_Task_
Copy every entry word for word, but skip the pictures.

[Website and app data records]
________________________________________
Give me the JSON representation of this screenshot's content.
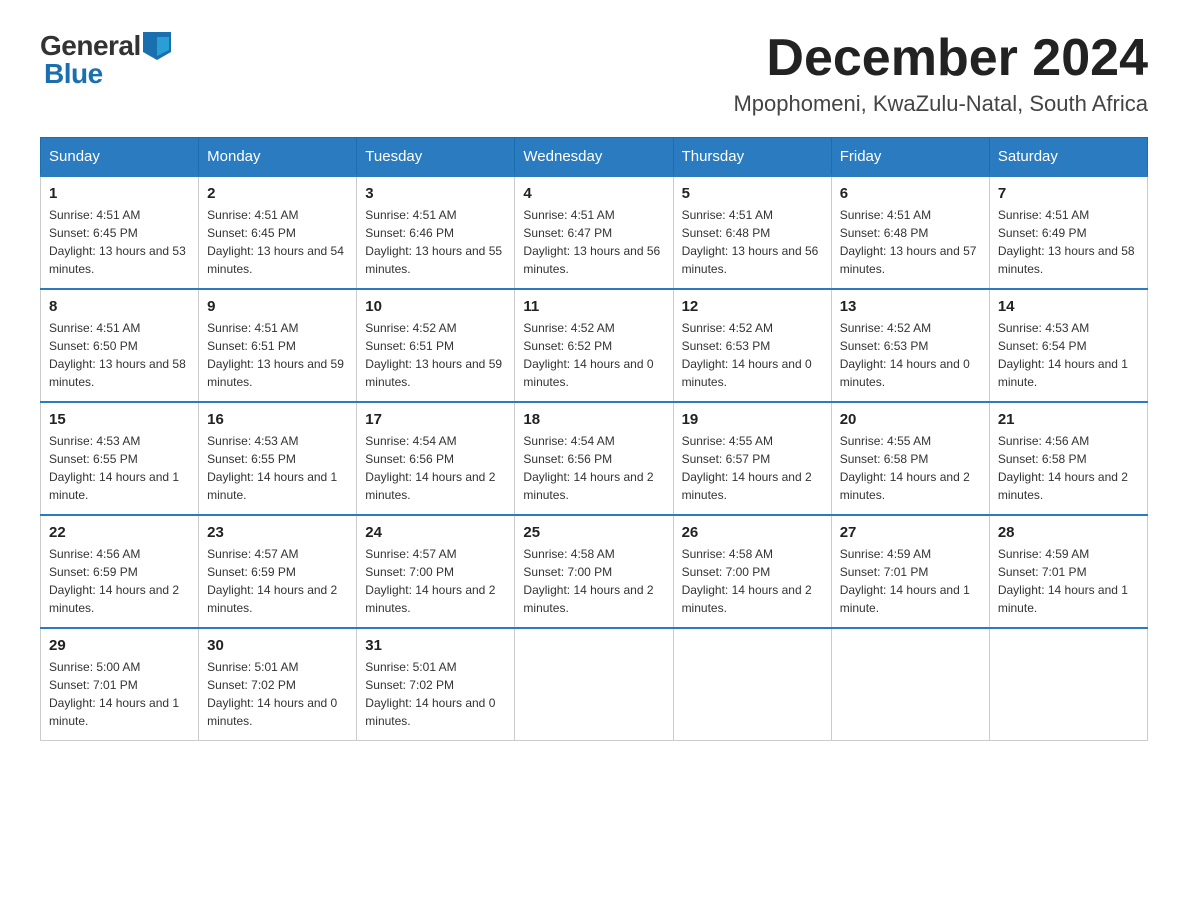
{
  "header": {
    "logo_general": "General",
    "logo_blue": "Blue",
    "month_title": "December 2024",
    "location": "Mpophomeni, KwaZulu-Natal, South Africa"
  },
  "days_of_week": [
    "Sunday",
    "Monday",
    "Tuesday",
    "Wednesday",
    "Thursday",
    "Friday",
    "Saturday"
  ],
  "weeks": [
    [
      {
        "day": "1",
        "sunrise": "4:51 AM",
        "sunset": "6:45 PM",
        "daylight": "13 hours and 53 minutes."
      },
      {
        "day": "2",
        "sunrise": "4:51 AM",
        "sunset": "6:45 PM",
        "daylight": "13 hours and 54 minutes."
      },
      {
        "day": "3",
        "sunrise": "4:51 AM",
        "sunset": "6:46 PM",
        "daylight": "13 hours and 55 minutes."
      },
      {
        "day": "4",
        "sunrise": "4:51 AM",
        "sunset": "6:47 PM",
        "daylight": "13 hours and 56 minutes."
      },
      {
        "day": "5",
        "sunrise": "4:51 AM",
        "sunset": "6:48 PM",
        "daylight": "13 hours and 56 minutes."
      },
      {
        "day": "6",
        "sunrise": "4:51 AM",
        "sunset": "6:48 PM",
        "daylight": "13 hours and 57 minutes."
      },
      {
        "day": "7",
        "sunrise": "4:51 AM",
        "sunset": "6:49 PM",
        "daylight": "13 hours and 58 minutes."
      }
    ],
    [
      {
        "day": "8",
        "sunrise": "4:51 AM",
        "sunset": "6:50 PM",
        "daylight": "13 hours and 58 minutes."
      },
      {
        "day": "9",
        "sunrise": "4:51 AM",
        "sunset": "6:51 PM",
        "daylight": "13 hours and 59 minutes."
      },
      {
        "day": "10",
        "sunrise": "4:52 AM",
        "sunset": "6:51 PM",
        "daylight": "13 hours and 59 minutes."
      },
      {
        "day": "11",
        "sunrise": "4:52 AM",
        "sunset": "6:52 PM",
        "daylight": "14 hours and 0 minutes."
      },
      {
        "day": "12",
        "sunrise": "4:52 AM",
        "sunset": "6:53 PM",
        "daylight": "14 hours and 0 minutes."
      },
      {
        "day": "13",
        "sunrise": "4:52 AM",
        "sunset": "6:53 PM",
        "daylight": "14 hours and 0 minutes."
      },
      {
        "day": "14",
        "sunrise": "4:53 AM",
        "sunset": "6:54 PM",
        "daylight": "14 hours and 1 minute."
      }
    ],
    [
      {
        "day": "15",
        "sunrise": "4:53 AM",
        "sunset": "6:55 PM",
        "daylight": "14 hours and 1 minute."
      },
      {
        "day": "16",
        "sunrise": "4:53 AM",
        "sunset": "6:55 PM",
        "daylight": "14 hours and 1 minute."
      },
      {
        "day": "17",
        "sunrise": "4:54 AM",
        "sunset": "6:56 PM",
        "daylight": "14 hours and 2 minutes."
      },
      {
        "day": "18",
        "sunrise": "4:54 AM",
        "sunset": "6:56 PM",
        "daylight": "14 hours and 2 minutes."
      },
      {
        "day": "19",
        "sunrise": "4:55 AM",
        "sunset": "6:57 PM",
        "daylight": "14 hours and 2 minutes."
      },
      {
        "day": "20",
        "sunrise": "4:55 AM",
        "sunset": "6:58 PM",
        "daylight": "14 hours and 2 minutes."
      },
      {
        "day": "21",
        "sunrise": "4:56 AM",
        "sunset": "6:58 PM",
        "daylight": "14 hours and 2 minutes."
      }
    ],
    [
      {
        "day": "22",
        "sunrise": "4:56 AM",
        "sunset": "6:59 PM",
        "daylight": "14 hours and 2 minutes."
      },
      {
        "day": "23",
        "sunrise": "4:57 AM",
        "sunset": "6:59 PM",
        "daylight": "14 hours and 2 minutes."
      },
      {
        "day": "24",
        "sunrise": "4:57 AM",
        "sunset": "7:00 PM",
        "daylight": "14 hours and 2 minutes."
      },
      {
        "day": "25",
        "sunrise": "4:58 AM",
        "sunset": "7:00 PM",
        "daylight": "14 hours and 2 minutes."
      },
      {
        "day": "26",
        "sunrise": "4:58 AM",
        "sunset": "7:00 PM",
        "daylight": "14 hours and 2 minutes."
      },
      {
        "day": "27",
        "sunrise": "4:59 AM",
        "sunset": "7:01 PM",
        "daylight": "14 hours and 1 minute."
      },
      {
        "day": "28",
        "sunrise": "4:59 AM",
        "sunset": "7:01 PM",
        "daylight": "14 hours and 1 minute."
      }
    ],
    [
      {
        "day": "29",
        "sunrise": "5:00 AM",
        "sunset": "7:01 PM",
        "daylight": "14 hours and 1 minute."
      },
      {
        "day": "30",
        "sunrise": "5:01 AM",
        "sunset": "7:02 PM",
        "daylight": "14 hours and 0 minutes."
      },
      {
        "day": "31",
        "sunrise": "5:01 AM",
        "sunset": "7:02 PM",
        "daylight": "14 hours and 0 minutes."
      },
      null,
      null,
      null,
      null
    ]
  ]
}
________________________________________
_Answer for this exercise_
Give me the JSON representation of this screenshot's content.
{
  "header": {
    "logo_general": "General",
    "logo_blue": "Blue",
    "month_title": "December 2024",
    "location": "Mpophomeni, KwaZulu-Natal, South Africa"
  },
  "days_of_week": [
    "Sunday",
    "Monday",
    "Tuesday",
    "Wednesday",
    "Thursday",
    "Friday",
    "Saturday"
  ],
  "weeks": [
    [
      {
        "day": "1",
        "sunrise": "4:51 AM",
        "sunset": "6:45 PM",
        "daylight": "13 hours and 53 minutes."
      },
      {
        "day": "2",
        "sunrise": "4:51 AM",
        "sunset": "6:45 PM",
        "daylight": "13 hours and 54 minutes."
      },
      {
        "day": "3",
        "sunrise": "4:51 AM",
        "sunset": "6:46 PM",
        "daylight": "13 hours and 55 minutes."
      },
      {
        "day": "4",
        "sunrise": "4:51 AM",
        "sunset": "6:47 PM",
        "daylight": "13 hours and 56 minutes."
      },
      {
        "day": "5",
        "sunrise": "4:51 AM",
        "sunset": "6:48 PM",
        "daylight": "13 hours and 56 minutes."
      },
      {
        "day": "6",
        "sunrise": "4:51 AM",
        "sunset": "6:48 PM",
        "daylight": "13 hours and 57 minutes."
      },
      {
        "day": "7",
        "sunrise": "4:51 AM",
        "sunset": "6:49 PM",
        "daylight": "13 hours and 58 minutes."
      }
    ],
    [
      {
        "day": "8",
        "sunrise": "4:51 AM",
        "sunset": "6:50 PM",
        "daylight": "13 hours and 58 minutes."
      },
      {
        "day": "9",
        "sunrise": "4:51 AM",
        "sunset": "6:51 PM",
        "daylight": "13 hours and 59 minutes."
      },
      {
        "day": "10",
        "sunrise": "4:52 AM",
        "sunset": "6:51 PM",
        "daylight": "13 hours and 59 minutes."
      },
      {
        "day": "11",
        "sunrise": "4:52 AM",
        "sunset": "6:52 PM",
        "daylight": "14 hours and 0 minutes."
      },
      {
        "day": "12",
        "sunrise": "4:52 AM",
        "sunset": "6:53 PM",
        "daylight": "14 hours and 0 minutes."
      },
      {
        "day": "13",
        "sunrise": "4:52 AM",
        "sunset": "6:53 PM",
        "daylight": "14 hours and 0 minutes."
      },
      {
        "day": "14",
        "sunrise": "4:53 AM",
        "sunset": "6:54 PM",
        "daylight": "14 hours and 1 minute."
      }
    ],
    [
      {
        "day": "15",
        "sunrise": "4:53 AM",
        "sunset": "6:55 PM",
        "daylight": "14 hours and 1 minute."
      },
      {
        "day": "16",
        "sunrise": "4:53 AM",
        "sunset": "6:55 PM",
        "daylight": "14 hours and 1 minute."
      },
      {
        "day": "17",
        "sunrise": "4:54 AM",
        "sunset": "6:56 PM",
        "daylight": "14 hours and 2 minutes."
      },
      {
        "day": "18",
        "sunrise": "4:54 AM",
        "sunset": "6:56 PM",
        "daylight": "14 hours and 2 minutes."
      },
      {
        "day": "19",
        "sunrise": "4:55 AM",
        "sunset": "6:57 PM",
        "daylight": "14 hours and 2 minutes."
      },
      {
        "day": "20",
        "sunrise": "4:55 AM",
        "sunset": "6:58 PM",
        "daylight": "14 hours and 2 minutes."
      },
      {
        "day": "21",
        "sunrise": "4:56 AM",
        "sunset": "6:58 PM",
        "daylight": "14 hours and 2 minutes."
      }
    ],
    [
      {
        "day": "22",
        "sunrise": "4:56 AM",
        "sunset": "6:59 PM",
        "daylight": "14 hours and 2 minutes."
      },
      {
        "day": "23",
        "sunrise": "4:57 AM",
        "sunset": "6:59 PM",
        "daylight": "14 hours and 2 minutes."
      },
      {
        "day": "24",
        "sunrise": "4:57 AM",
        "sunset": "7:00 PM",
        "daylight": "14 hours and 2 minutes."
      },
      {
        "day": "25",
        "sunrise": "4:58 AM",
        "sunset": "7:00 PM",
        "daylight": "14 hours and 2 minutes."
      },
      {
        "day": "26",
        "sunrise": "4:58 AM",
        "sunset": "7:00 PM",
        "daylight": "14 hours and 2 minutes."
      },
      {
        "day": "27",
        "sunrise": "4:59 AM",
        "sunset": "7:01 PM",
        "daylight": "14 hours and 1 minute."
      },
      {
        "day": "28",
        "sunrise": "4:59 AM",
        "sunset": "7:01 PM",
        "daylight": "14 hours and 1 minute."
      }
    ],
    [
      {
        "day": "29",
        "sunrise": "5:00 AM",
        "sunset": "7:01 PM",
        "daylight": "14 hours and 1 minute."
      },
      {
        "day": "30",
        "sunrise": "5:01 AM",
        "sunset": "7:02 PM",
        "daylight": "14 hours and 0 minutes."
      },
      {
        "day": "31",
        "sunrise": "5:01 AM",
        "sunset": "7:02 PM",
        "daylight": "14 hours and 0 minutes."
      },
      null,
      null,
      null,
      null
    ]
  ]
}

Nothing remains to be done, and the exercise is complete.